At Walt Disney World, you can book your FastPasses in advance online (60 days in advance for on-property guests or 30 days in advance for off-property guests). FastPasses for the most popular attractions do book up well in advance, so it’s a good idea to make your reservations. as soon as possible after your booking window opens to you. This process works great for those who plan ahead but makes last-minute vacations a little challenging.
Disneyland still utilizes the paper FastPass system, although they do have a premium program as well. Any guest can get FastPasses by going up to the kiosks. You’ll be given a receipt with the next available time.
For $15 per day per guest (as of 3/19), you can also upgrade to MaxPass. This program is offered at Disneyland but not Disney World. With MaxPass, you can book your FastPass reservations on the Disneyland app. It’s so much easier because you won’t have to actually walk up to the kiosk, and you can actually get a FastPass reservation at one park while you are at the other.

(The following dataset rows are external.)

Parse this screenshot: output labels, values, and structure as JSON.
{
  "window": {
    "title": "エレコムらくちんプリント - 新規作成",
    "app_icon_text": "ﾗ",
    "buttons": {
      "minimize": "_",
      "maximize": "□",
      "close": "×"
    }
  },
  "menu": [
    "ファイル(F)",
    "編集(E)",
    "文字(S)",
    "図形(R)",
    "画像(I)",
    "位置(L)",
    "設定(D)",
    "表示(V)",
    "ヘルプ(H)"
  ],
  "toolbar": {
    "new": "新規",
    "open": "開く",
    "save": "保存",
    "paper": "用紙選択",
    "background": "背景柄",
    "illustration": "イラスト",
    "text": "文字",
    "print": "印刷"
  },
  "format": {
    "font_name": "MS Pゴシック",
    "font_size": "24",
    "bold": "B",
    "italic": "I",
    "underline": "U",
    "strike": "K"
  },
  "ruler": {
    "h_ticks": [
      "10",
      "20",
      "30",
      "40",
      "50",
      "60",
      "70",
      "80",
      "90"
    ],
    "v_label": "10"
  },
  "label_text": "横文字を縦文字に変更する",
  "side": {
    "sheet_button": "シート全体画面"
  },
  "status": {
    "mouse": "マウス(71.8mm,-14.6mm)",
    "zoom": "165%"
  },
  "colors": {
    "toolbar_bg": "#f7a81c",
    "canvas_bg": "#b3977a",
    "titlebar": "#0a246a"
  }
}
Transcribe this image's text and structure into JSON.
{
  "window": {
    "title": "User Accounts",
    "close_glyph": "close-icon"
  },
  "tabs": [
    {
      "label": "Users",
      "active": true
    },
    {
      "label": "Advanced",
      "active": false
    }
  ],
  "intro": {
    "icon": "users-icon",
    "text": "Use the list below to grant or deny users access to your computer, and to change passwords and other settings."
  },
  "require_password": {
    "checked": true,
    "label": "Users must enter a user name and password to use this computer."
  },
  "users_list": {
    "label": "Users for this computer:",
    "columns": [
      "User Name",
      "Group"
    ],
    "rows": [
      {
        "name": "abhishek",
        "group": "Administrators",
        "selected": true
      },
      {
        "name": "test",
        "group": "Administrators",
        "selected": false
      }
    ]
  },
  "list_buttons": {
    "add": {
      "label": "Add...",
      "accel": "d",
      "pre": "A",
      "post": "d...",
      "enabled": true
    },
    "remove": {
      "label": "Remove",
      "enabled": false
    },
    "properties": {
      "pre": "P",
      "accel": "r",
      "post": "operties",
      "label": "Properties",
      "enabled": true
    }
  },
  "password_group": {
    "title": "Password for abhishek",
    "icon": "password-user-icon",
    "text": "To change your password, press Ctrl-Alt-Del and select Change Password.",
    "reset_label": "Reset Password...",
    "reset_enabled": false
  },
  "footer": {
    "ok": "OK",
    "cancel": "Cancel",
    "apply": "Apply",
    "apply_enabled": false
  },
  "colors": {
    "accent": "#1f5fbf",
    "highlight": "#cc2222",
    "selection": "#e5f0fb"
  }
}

As an added benefit to MaxPass, it also includes any PhotoPass pictures taken of you while you have the MaxPass. That can be a great money savings if you have lots of pictures taken.
Food can be a big part of your Disney vacation. The most popular restaurants at Walt Disney World book up months in advance. Guests at WDW can book their dining reservations 180 days in advance. Again, this can be great for advance planners, and a bit challenging for last-minute guests.
At Disneyland, you can book your dining reservations 60 days in advance, making it easier for last-minute travelers. You won’t need to plan a full six months in advance.
Of course, at both parks, this only applies to sit down restaurants. You can always walk up to the quick service restaurants at any time to eat. Mobile ordering is also offered at both parks. Just keep in mind that each park has its own app, so you’ll need to download them separately.
There are lots of other differences between the two parks as well Walt Disney World offers MagicBands, which can be used to open resort hotel doors, pay for purchases, allow access to the parks, and utilize FastPass and PhotoPass. Disney on-property guests receive complimentary MagicBands, while other guests have the option to purchase them. There are no MagicBands at Disneyland.
Walt Disney World also offers the complimentary Disney’s Magical Express from Orlando International Airport to any of the on-property hotels. This is offered exclusively for those staying on property. While you can take Disneyland Resort Express from some of the LA area airports to Disneyland, this is not a free service offered by Disney.
While both parks offer a Food and Wine festival, the themes are slightly different. Epcot’s International Food and Wine Festival focuses on international cuisine, the California Adventure Food and Wine Festival focuses on California specialties. They run during different seasons, but both offer delicious food samples for guests.
Have you been to both parks? What is the biggest difference between Disneyland and Disney World that you’ve experienced?